Which of the lines in the data below contain the string "author"? Copy each of them.

(Beginning of Material for the task)

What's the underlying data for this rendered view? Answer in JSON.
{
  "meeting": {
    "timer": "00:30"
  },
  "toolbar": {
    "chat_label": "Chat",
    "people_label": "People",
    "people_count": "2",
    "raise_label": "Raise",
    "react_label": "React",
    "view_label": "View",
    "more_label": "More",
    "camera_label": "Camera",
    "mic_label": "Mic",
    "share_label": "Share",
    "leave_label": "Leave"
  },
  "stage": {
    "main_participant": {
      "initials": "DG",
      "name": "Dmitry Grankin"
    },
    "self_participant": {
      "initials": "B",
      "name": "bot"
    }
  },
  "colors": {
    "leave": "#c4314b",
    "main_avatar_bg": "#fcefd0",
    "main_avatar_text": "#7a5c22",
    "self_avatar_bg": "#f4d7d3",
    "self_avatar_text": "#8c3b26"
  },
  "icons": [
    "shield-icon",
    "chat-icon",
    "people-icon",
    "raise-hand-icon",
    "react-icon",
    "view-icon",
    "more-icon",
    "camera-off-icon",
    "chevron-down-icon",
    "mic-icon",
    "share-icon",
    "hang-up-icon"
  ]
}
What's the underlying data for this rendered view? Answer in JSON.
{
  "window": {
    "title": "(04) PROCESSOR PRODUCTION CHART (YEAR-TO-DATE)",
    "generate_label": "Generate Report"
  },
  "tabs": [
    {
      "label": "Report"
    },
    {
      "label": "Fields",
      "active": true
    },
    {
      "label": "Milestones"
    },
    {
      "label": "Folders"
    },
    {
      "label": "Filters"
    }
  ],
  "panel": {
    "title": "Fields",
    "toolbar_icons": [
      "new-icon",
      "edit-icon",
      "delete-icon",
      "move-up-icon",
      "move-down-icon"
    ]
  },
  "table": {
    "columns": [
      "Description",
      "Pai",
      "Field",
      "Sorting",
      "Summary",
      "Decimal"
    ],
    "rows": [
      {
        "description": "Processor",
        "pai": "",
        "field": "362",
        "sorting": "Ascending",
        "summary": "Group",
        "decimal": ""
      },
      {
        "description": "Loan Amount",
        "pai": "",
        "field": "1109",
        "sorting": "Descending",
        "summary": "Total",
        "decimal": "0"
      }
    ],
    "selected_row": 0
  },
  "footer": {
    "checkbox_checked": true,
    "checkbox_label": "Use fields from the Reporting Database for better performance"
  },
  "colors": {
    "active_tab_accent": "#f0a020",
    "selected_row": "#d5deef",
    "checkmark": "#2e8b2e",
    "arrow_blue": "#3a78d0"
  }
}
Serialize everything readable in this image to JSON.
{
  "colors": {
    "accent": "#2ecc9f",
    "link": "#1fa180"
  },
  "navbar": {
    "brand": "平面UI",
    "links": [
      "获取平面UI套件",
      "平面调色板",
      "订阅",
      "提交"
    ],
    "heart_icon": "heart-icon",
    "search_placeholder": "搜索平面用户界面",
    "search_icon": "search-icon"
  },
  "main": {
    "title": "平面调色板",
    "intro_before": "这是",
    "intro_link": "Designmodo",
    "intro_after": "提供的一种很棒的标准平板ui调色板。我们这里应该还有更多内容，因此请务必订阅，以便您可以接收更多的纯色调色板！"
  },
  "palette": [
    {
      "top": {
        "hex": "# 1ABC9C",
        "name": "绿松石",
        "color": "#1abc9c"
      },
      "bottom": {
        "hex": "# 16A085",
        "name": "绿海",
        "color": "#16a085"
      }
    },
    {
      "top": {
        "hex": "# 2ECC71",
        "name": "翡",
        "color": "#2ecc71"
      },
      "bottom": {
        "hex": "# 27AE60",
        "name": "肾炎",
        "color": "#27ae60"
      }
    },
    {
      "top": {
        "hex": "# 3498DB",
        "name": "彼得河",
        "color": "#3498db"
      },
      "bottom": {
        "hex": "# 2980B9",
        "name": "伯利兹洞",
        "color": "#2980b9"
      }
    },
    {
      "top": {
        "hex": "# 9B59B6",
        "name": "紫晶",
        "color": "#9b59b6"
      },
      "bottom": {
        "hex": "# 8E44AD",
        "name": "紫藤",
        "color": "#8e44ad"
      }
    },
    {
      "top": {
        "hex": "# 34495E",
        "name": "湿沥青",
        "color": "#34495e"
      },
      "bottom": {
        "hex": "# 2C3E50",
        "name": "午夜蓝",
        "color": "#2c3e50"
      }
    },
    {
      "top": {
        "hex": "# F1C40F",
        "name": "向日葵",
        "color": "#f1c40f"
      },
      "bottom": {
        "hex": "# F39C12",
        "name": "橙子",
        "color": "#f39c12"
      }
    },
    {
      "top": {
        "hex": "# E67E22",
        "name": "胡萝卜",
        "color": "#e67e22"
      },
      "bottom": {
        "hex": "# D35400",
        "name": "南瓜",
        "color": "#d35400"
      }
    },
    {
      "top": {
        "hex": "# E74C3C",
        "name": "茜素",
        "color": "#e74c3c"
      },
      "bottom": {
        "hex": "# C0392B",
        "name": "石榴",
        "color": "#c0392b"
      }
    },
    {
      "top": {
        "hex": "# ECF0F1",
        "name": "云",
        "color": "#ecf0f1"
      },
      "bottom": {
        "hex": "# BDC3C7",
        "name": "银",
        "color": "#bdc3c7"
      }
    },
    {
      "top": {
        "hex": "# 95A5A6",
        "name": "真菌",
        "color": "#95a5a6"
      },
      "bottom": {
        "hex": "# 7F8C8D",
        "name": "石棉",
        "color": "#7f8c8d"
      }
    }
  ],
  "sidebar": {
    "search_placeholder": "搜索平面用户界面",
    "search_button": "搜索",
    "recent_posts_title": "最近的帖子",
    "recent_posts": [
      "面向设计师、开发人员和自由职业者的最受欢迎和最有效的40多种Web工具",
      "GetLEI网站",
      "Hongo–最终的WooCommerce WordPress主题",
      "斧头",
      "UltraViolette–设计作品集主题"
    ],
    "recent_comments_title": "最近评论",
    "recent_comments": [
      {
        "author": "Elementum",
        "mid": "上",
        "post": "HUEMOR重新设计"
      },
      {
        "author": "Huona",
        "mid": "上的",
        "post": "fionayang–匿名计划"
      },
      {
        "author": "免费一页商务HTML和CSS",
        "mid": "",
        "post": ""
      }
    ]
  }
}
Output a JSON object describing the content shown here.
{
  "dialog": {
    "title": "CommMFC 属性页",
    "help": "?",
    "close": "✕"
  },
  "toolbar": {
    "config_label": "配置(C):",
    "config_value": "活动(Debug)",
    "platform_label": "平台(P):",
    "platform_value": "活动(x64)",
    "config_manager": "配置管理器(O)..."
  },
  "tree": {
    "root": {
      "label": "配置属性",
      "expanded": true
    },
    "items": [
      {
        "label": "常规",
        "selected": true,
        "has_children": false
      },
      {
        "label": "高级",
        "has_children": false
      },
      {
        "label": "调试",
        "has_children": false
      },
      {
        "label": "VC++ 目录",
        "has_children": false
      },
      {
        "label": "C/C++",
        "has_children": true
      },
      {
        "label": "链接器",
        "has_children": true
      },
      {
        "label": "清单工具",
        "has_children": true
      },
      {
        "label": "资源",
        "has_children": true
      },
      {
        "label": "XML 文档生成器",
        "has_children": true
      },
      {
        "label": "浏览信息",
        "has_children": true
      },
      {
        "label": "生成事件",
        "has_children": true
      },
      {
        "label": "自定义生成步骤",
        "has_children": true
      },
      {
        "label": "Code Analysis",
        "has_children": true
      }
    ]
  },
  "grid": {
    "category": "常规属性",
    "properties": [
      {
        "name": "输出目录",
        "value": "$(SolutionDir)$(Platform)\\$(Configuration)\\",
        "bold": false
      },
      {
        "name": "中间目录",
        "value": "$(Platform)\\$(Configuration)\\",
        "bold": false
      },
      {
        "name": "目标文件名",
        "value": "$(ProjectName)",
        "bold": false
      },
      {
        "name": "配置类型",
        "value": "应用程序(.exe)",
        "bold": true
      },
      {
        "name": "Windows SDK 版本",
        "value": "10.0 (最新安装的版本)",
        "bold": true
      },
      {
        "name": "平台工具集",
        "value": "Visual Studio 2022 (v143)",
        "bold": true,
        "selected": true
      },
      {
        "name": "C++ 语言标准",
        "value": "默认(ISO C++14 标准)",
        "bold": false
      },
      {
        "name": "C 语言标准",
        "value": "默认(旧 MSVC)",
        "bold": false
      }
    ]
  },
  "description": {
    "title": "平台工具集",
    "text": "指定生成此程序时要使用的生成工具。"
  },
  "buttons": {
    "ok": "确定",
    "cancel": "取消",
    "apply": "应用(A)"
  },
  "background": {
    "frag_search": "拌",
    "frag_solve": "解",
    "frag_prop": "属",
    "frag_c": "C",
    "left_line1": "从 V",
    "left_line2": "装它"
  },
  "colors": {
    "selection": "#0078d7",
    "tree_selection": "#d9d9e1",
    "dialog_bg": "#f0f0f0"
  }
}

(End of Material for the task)

— Response for this exercise —
        "author": "Elementum",
        "author": "Huona",
        "author": "免费一页商务HTML和CSS",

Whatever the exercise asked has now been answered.